I recently taught on Romans 13 and it gave me a fresh perspective on the passage.
Romans 13 certainly teaches us about how we ought to honor and respect those who govern us and that, in fact, their authority comes from God. I don’t believe, however, that it says everything about our relationship to the civil sphere and it could even lead one to some erroneous conclusions.
For instance, it does not permit us to simply do everything the governing authorities tell us to do. We are not permitted to disobey God in the obedience to government and civil government is to be honored “where it is due” – that is to say that it has no authority beyond the sphere it has been given authority by God.…Read More
Jacob asked the following:
Theonomy is concerned with three irreducible questions, which anti-theonomists cannot answer in an epistemologically satisfactory manner:
1) Which sins should civil magistrates punish?
2) What should those punishments be?
3) How does one justify the answers to the first two questions?

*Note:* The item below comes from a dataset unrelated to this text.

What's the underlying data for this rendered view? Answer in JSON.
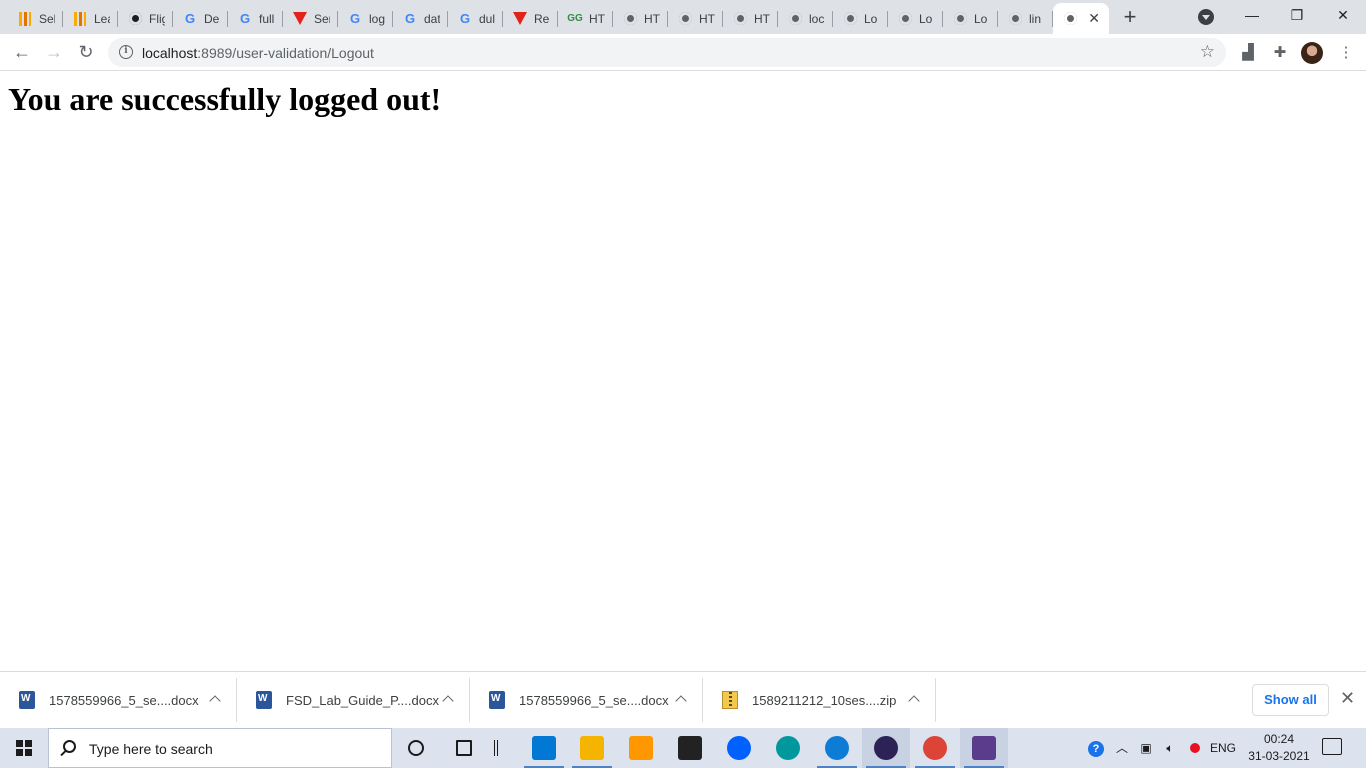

If we are left to govern ourselves by general revelation, then civil laws must be ultimately a matter of opinion, yet laws by their very nature are to reflect what ought to be. Moreover, apart from Scripture inductive inference cannot be justified. Therefore, apart from Scripture it would be baseless to infer that all persons are endowed by nature with the same moral code. Accordingly, it would be tyrannical to impose unjustifiable codes of conduct, let alone sanctions for violations of those codes, upon others who do not claim to share those same codes.